Greco-Roman Egyptian fragmentary head of Harpocrates, Ptolemaic, 1c. Ad / BC
Egyptian Greco-Roman fragmentary pottery head of Harpocrates, the head of the child in elaborate headdress, with finger to the lips, traces of a white slip decoration.
Ptolemaic – Roman period,
1st century BC – 1st century AD
5×8.6cm, 16.5cm on stand
Condition: fragmentary, surface good.
Provenance: London trade, from the old stock of Dealer M. Ayres, 31 Museum St, London and 187 Drury Lane, London, which closed in 1988, the stock sold at Bonhams, London 2003
Harpocrates was developed in the Greek period in Egypt by borrowing the iconography of Horus, son of Ra. Egyptian statues represent the child Horus, pictured as a naked boy with his finger on his chin with the fingertip just below the lips of his mouth, a realization of the hieroglyph for “child” that is unrelated to the Greco-Roman and modern gesture for “silence”. Misunderstanding this sign, the later Greeks and Roman poets made Harpocrates the god of silence and secrecy.
The Greek philosopher Plutarch wrote that Harpocrates was the second son of Isis and that he was born prematurely with lame legs. Horus the Child became the special protector of children and their mothers. As he was healed of a poisonous snake bite by Ra he became a symbol of hope in the gods looking after suffering humanity.

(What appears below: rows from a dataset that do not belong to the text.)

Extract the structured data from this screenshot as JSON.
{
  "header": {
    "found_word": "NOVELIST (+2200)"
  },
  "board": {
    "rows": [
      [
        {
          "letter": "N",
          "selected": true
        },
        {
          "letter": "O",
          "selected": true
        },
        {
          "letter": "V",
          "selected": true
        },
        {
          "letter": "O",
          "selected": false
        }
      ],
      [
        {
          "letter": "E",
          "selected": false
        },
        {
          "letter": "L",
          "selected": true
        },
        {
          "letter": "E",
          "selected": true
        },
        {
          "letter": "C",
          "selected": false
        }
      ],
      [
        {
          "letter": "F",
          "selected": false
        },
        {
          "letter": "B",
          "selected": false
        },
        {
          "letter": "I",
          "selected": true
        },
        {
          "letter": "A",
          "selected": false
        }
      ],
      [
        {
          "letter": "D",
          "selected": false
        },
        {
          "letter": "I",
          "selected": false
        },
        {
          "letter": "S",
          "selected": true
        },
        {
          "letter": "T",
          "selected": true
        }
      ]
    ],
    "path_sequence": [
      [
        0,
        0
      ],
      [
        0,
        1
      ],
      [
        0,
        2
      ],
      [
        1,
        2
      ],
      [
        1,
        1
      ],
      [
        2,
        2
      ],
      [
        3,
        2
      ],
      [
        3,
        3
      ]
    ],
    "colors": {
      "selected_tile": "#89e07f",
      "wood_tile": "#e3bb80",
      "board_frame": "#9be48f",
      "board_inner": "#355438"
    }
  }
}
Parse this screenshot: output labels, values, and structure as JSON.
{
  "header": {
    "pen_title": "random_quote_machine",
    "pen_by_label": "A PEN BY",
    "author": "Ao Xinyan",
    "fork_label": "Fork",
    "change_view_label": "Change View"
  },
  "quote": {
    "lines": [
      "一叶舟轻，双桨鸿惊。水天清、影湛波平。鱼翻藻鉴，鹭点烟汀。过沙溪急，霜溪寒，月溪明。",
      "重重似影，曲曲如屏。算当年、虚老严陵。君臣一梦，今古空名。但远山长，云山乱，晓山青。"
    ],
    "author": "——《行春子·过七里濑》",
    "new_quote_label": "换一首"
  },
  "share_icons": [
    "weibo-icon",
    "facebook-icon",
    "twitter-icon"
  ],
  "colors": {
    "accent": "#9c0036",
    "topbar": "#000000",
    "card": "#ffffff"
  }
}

This was the head of quite a large & detailed figure of Harpocrates, with the finger at lips just preserved. It is made from the distinct dense dark red clay of the Nile.